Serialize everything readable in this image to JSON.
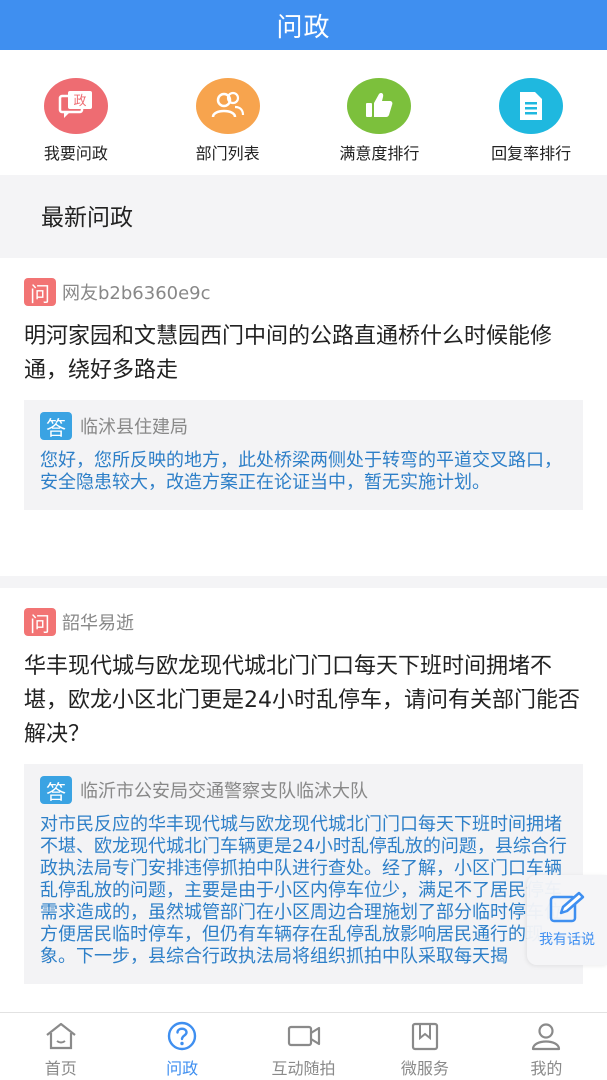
{
  "header": {
    "title": "问政"
  },
  "quick_actions": [
    {
      "label": "我要问政",
      "icon": "ask-icon",
      "color": "#ee6c72",
      "glyph": "政"
    },
    {
      "label": "部门列表",
      "icon": "people-icon",
      "color": "#f7a44e"
    },
    {
      "label": "满意度排行",
      "icon": "thumbs-up-icon",
      "color": "#7cc03c"
    },
    {
      "label": "回复率排行",
      "icon": "document-icon",
      "color": "#1fb8df"
    }
  ],
  "section": {
    "title": "最新问政"
  },
  "posts": [
    {
      "q_badge": "问",
      "asker": "网友b2b6360e9c",
      "question": "明河家园和文慧园西门中间的公路直通桥什么时候能修通，绕好多路走",
      "a_badge": "答",
      "department": "临沭县住建局",
      "answer": "您好，您所反映的地方，此处桥梁两侧处于转弯的平道交叉路口，安全隐患较大，改造方案正在论证当中，暂无实施计划。"
    },
    {
      "q_badge": "问",
      "asker": "韶华易逝",
      "question": "华丰现代城与欧龙现代城北门门口每天下班时间拥堵不堪，欧龙小区北门更是24小时乱停车，请问有关部门能否解决？",
      "a_badge": "答",
      "department": "临沂市公安局交通警察支队临沭大队",
      "answer": "对市民反应的华丰现代城与欧龙现代城北门门口每天下班时间拥堵不堪、欧龙现代城北门车辆更是24小时乱停乱放的问题，县综合行政执法局专门安排违停抓拍中队进行查处。经了解，小区门口车辆乱停乱放的问题，主要是由于小区内停车位少，满足不了居民停车需求造成的，虽然城管部门在小区周边合理施划了部分临时停车位方便居民临时停车，但仍有车辆存在乱停乱放影响居民通行的现象。下一步，县综合行政执法局将组织抓拍中队采取每天揭"
    }
  ],
  "float_button": {
    "label": "我有话说",
    "icon": "edit-icon"
  },
  "tabs": [
    {
      "label": "首页",
      "icon": "home-icon",
      "active": false
    },
    {
      "label": "问政",
      "icon": "question-icon",
      "active": true
    },
    {
      "label": "互动随拍",
      "icon": "camera-icon",
      "active": false
    },
    {
      "label": "微服务",
      "icon": "bookmark-icon",
      "active": false
    },
    {
      "label": "我的",
      "icon": "user-icon",
      "active": false
    }
  ],
  "colors": {
    "primary": "#3f8ff0",
    "answer_text": "#2d7fc8",
    "question_badge": "#f27474",
    "answer_badge": "#3aa3e3"
  }
}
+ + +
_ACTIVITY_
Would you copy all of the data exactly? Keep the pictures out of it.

_ANSWER FOR THIS EXERCISE_
Serialize everything readable in this image to JSON.
{
  "header": {
    "title": "问政"
  },
  "quick_actions": [
    {
      "label": "我要问政",
      "icon": "ask-icon",
      "color": "#ee6c72",
      "glyph": "政"
    },
    {
      "label": "部门列表",
      "icon": "people-icon",
      "color": "#f7a44e"
    },
    {
      "label": "满意度排行",
      "icon": "thumbs-up-icon",
      "color": "#7cc03c"
    },
    {
      "label": "回复率排行",
      "icon": "document-icon",
      "color": "#1fb8df"
    }
  ],
  "section": {
    "title": "最新问政"
  },
  "posts": [
    {
      "q_badge": "问",
      "asker": "网友b2b6360e9c",
      "question": "明河家园和文慧园西门中间的公路直通桥什么时候能修通，绕好多路走",
      "a_badge": "答",
      "department": "临沭县住建局",
      "answer": "您好，您所反映的地方，此处桥梁两侧处于转弯的平道交叉路口，安全隐患较大，改造方案正在论证当中，暂无实施计划。"
    },
    {
      "q_badge": "问",
      "asker": "韶华易逝",
      "question": "华丰现代城与欧龙现代城北门门口每天下班时间拥堵不堪，欧龙小区北门更是24小时乱停车，请问有关部门能否解决？",
      "a_badge": "答",
      "department": "临沂市公安局交通警察支队临沭大队",
      "answer": "对市民反应的华丰现代城与欧龙现代城北门门口每天下班时间拥堵不堪、欧龙现代城北门车辆更是24小时乱停乱放的问题，县综合行政执法局专门安排违停抓拍中队进行查处。经了解，小区门口车辆乱停乱放的问题，主要是由于小区内停车位少，满足不了居民停车需求造成的，虽然城管部门在小区周边合理施划了部分临时停车位方便居民临时停车，但仍有车辆存在乱停乱放影响居民通行的现象。下一步，县综合行政执法局将组织抓拍中队采取每天揭"
    }
  ],
  "float_button": {
    "label": "我有话说",
    "icon": "edit-icon"
  },
  "tabs": [
    {
      "label": "首页",
      "icon": "home-icon",
      "active": false
    },
    {
      "label": "问政",
      "icon": "question-icon",
      "active": true
    },
    {
      "label": "互动随拍",
      "icon": "camera-icon",
      "active": false
    },
    {
      "label": "微服务",
      "icon": "bookmark-icon",
      "active": false
    },
    {
      "label": "我的",
      "icon": "user-icon",
      "active": false
    }
  ],
  "colors": {
    "primary": "#3f8ff0",
    "answer_text": "#2d7fc8",
    "question_badge": "#f27474",
    "answer_badge": "#3aa3e3"
  }
}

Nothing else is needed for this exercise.